It is of the highest importance to the interests of a community that the arrangements which have been found necessary in the administration of law should be sacredly observed; and yet all are practically set aside in every case of pardon,—for in every such case an interference is allowed which is protected by none of these safeguards. The interference goes to show that, so far as this case is concerned, the respect which it is so desirable to maintain for courts of law is to be set aside. It is, in fact, an arrangement where there is no proper respect for law or for the regular administration of law under the safeguards secured in the wisdom of past ages.

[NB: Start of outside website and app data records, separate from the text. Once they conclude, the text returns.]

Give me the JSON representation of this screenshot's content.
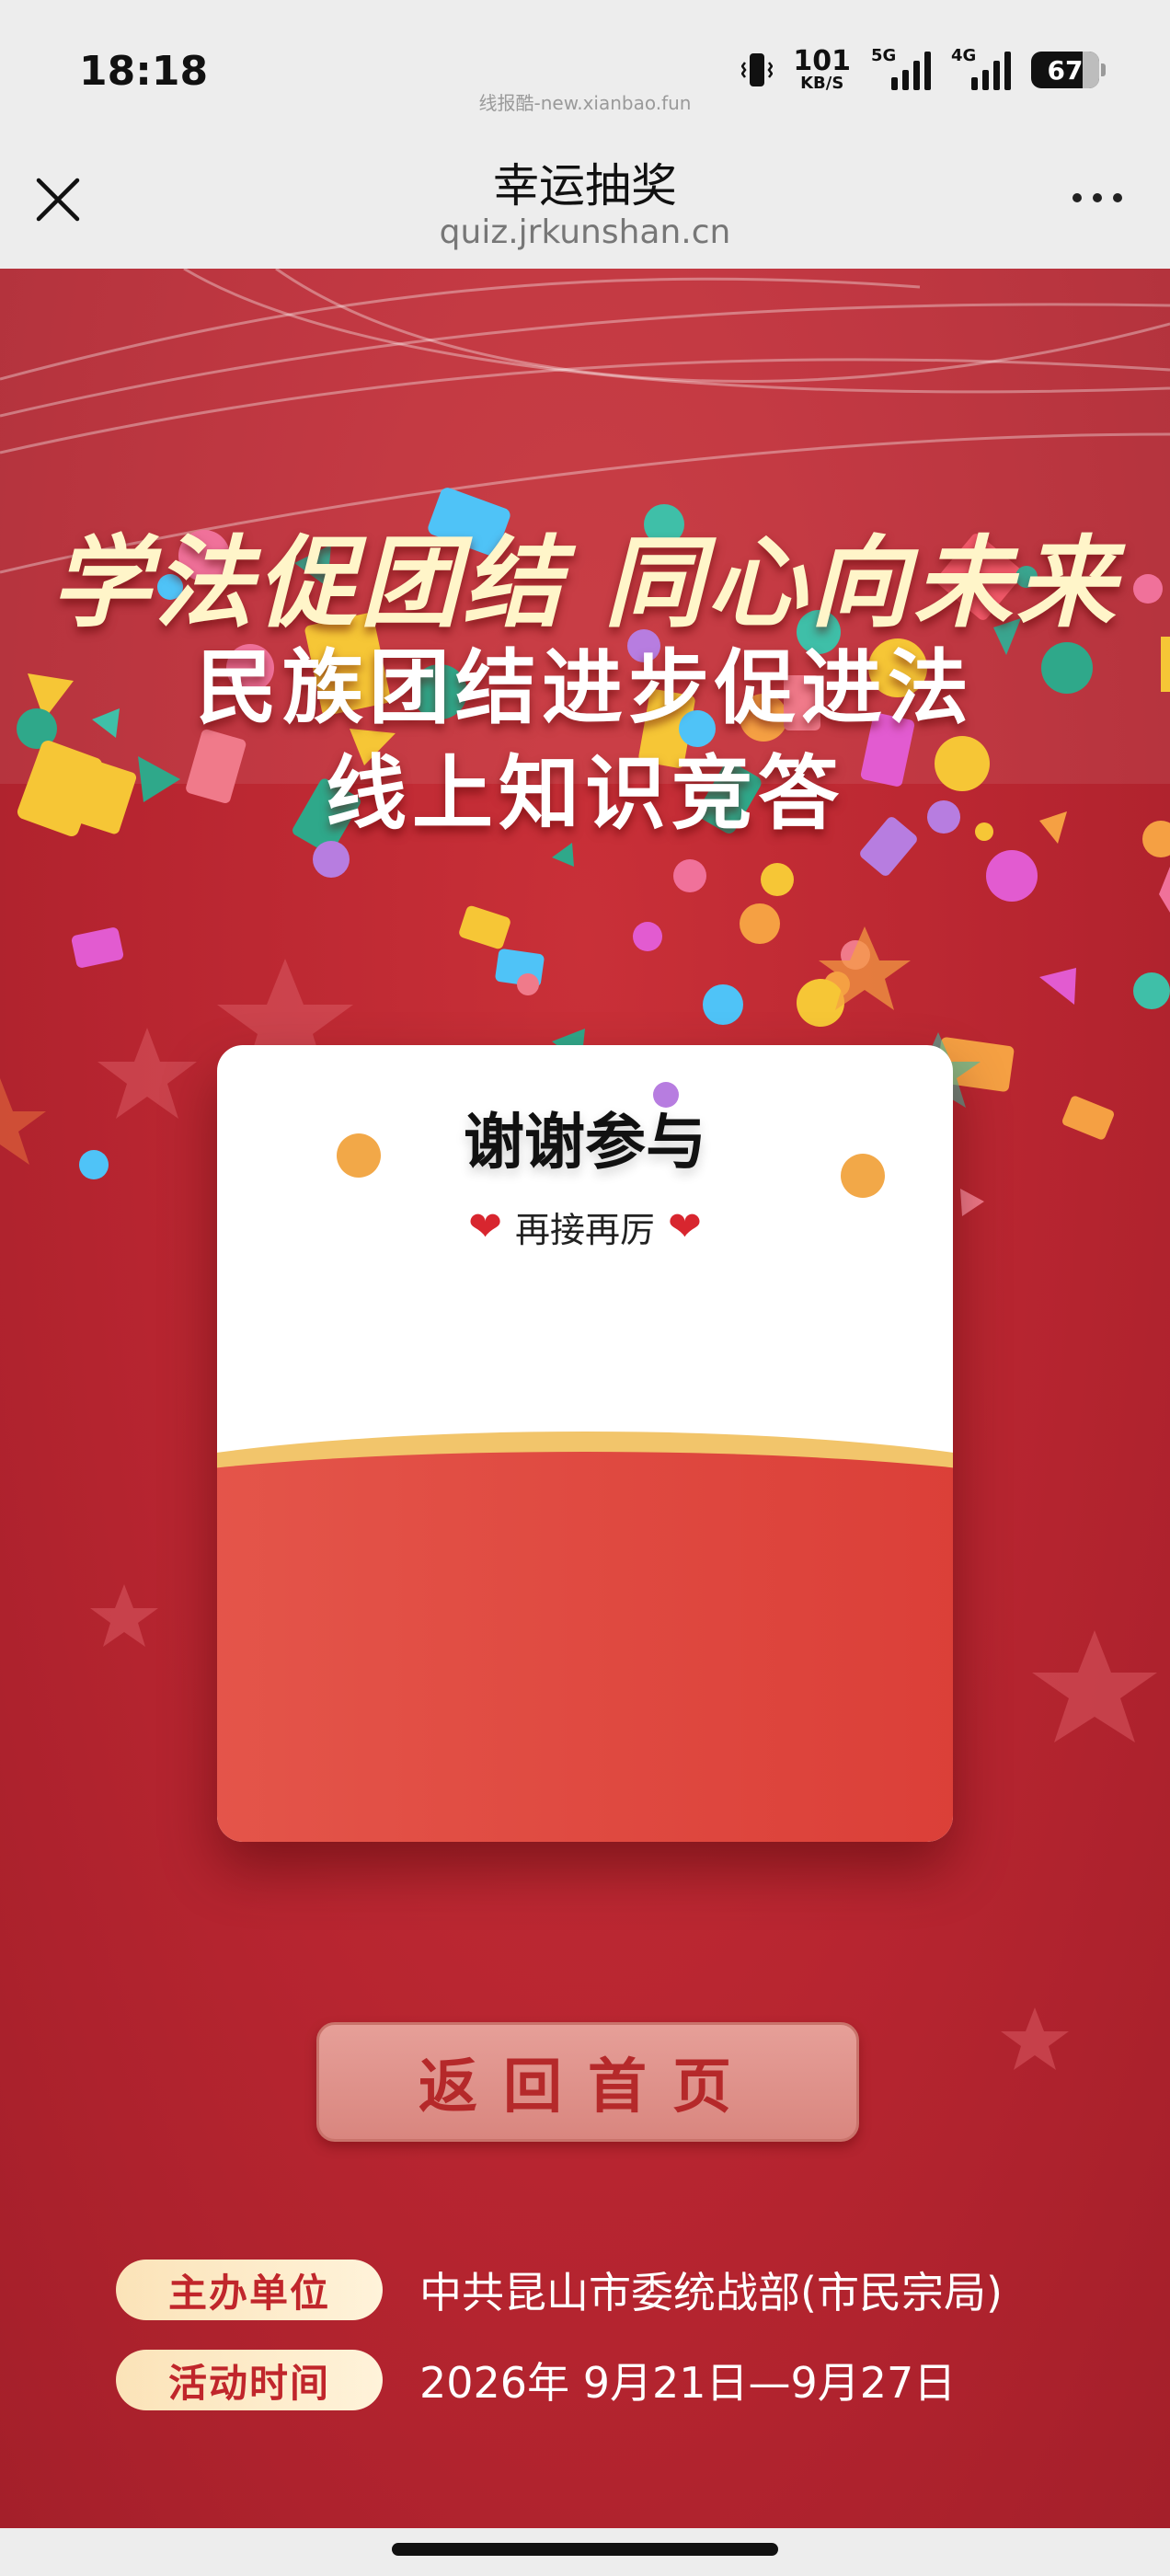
{
  "status_bar": {
    "time": "18:18",
    "watermark": "线报酷-new.xianbao.fun",
    "net_speed_value": "101",
    "net_speed_unit": "KB/S",
    "signal1_tag": "5G",
    "signal2_tag": "4G",
    "battery": "67"
  },
  "nav": {
    "title": "幸运抽奖",
    "url": "quiz.jrkunshan.cn",
    "close_icon": "close-icon",
    "more_icon": "more-icon"
  },
  "banner": {
    "line1": "学法促团结 同心向未来",
    "line2": "民族团结进步促进法",
    "line3": "线上知识竞答"
  },
  "result_card": {
    "title": "谢谢参与",
    "subtitle": "再接再厉",
    "heart": "❤"
  },
  "return_button": {
    "label": "返回首页"
  },
  "info": {
    "organizer_label": "主办单位",
    "organizer_value": "中共昆山市委统战部(市民宗局)",
    "time_label": "活动时间",
    "time_value": "2026年 9月21日—9月27日"
  },
  "colors": {
    "background_red": "#b9262f",
    "card_gold": "#f2c56b",
    "label_text": "#c0262b"
  }
}
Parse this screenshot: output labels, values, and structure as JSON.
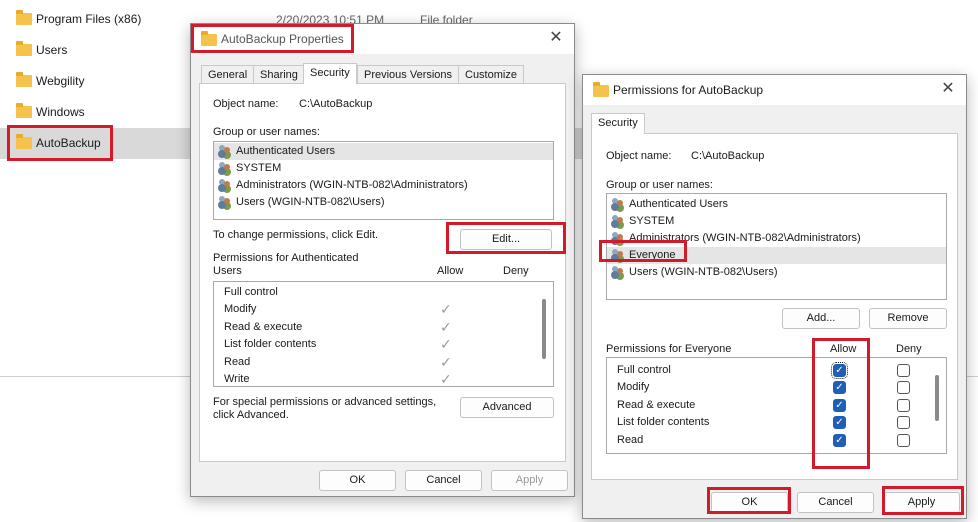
{
  "explorer": {
    "top_row_date": "2/20/2023 10:51 PM",
    "top_row_type": "File folder",
    "items": [
      {
        "name": "Program Files (x86)"
      },
      {
        "name": "Users"
      },
      {
        "name": "Webgility"
      },
      {
        "name": "Windows"
      },
      {
        "name": "AutoBackup"
      }
    ]
  },
  "props_dialog": {
    "title": "AutoBackup Properties",
    "close_glyph": "✕",
    "tabs": [
      "General",
      "Sharing",
      "Security",
      "Previous Versions",
      "Customize"
    ],
    "object_name_label": "Object name:",
    "object_name_value": "C:\\AutoBackup",
    "group_label": "Group or user names:",
    "users": [
      "Authenticated Users",
      "SYSTEM",
      "Administrators (WGIN-NTB-082\\Administrators)",
      "Users (WGIN-NTB-082\\Users)"
    ],
    "change_hint": "To change permissions, click Edit.",
    "edit_button": "Edit...",
    "perm_for_line1": "Permissions for Authenticated",
    "perm_for_line2": "Users",
    "allow_header": "Allow",
    "deny_header": "Deny",
    "permissions": [
      "Full control",
      "Modify",
      "Read & execute",
      "List folder contents",
      "Read",
      "Write"
    ],
    "special_line1": "For special permissions or advanced settings,",
    "special_line2": "click Advanced.",
    "advanced_button": "Advanced",
    "ok_button": "OK",
    "cancel_button": "Cancel",
    "apply_button": "Apply",
    "check_glyph": "✓"
  },
  "perm_dialog": {
    "title": "Permissions for AutoBackup",
    "close_glyph": "✕",
    "tab": "Security",
    "object_name_label": "Object name:",
    "object_name_value": "C:\\AutoBackup",
    "group_label": "Group or user names:",
    "users": [
      "Authenticated Users",
      "SYSTEM",
      "Administrators (WGIN-NTB-082\\Administrators)",
      "Everyone",
      "Users (WGIN-NTB-082\\Users)"
    ],
    "add_button": "Add...",
    "remove_button": "Remove",
    "perm_for": "Permissions for Everyone",
    "allow_header": "Allow",
    "deny_header": "Deny",
    "permissions": [
      "Full control",
      "Modify",
      "Read & execute",
      "List folder contents",
      "Read"
    ],
    "ok_button": "OK",
    "cancel_button": "Cancel",
    "apply_button": "Apply",
    "check_glyph": "✓"
  }
}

Such are some of the difficulties on the subject of pardon; difficulties which occur inevitably if pardon is never exercised, if it is often exercised, or if it should be always extended to the guilty. These difficulties it has never been in the power of any human wisdom to overcome; and, whichever of these courses has been adopted, evil has always resulted under every form of human administration. No way has been discovered of so adjusting these points as to make the exercise free from difficulty. There has been some defect in the practical working of every system; something wanting which it has never been in the power of a human legislator to introduce into his scheme. There has been everywhere a deep conviction that pardon should in certain cases be extended to the guilty; but how it can be done so as to secure the interests of justice, so as to maintain the power of law, and so as not to be an encouragement for the commission of crime, is a point which has never been settled in any human administration.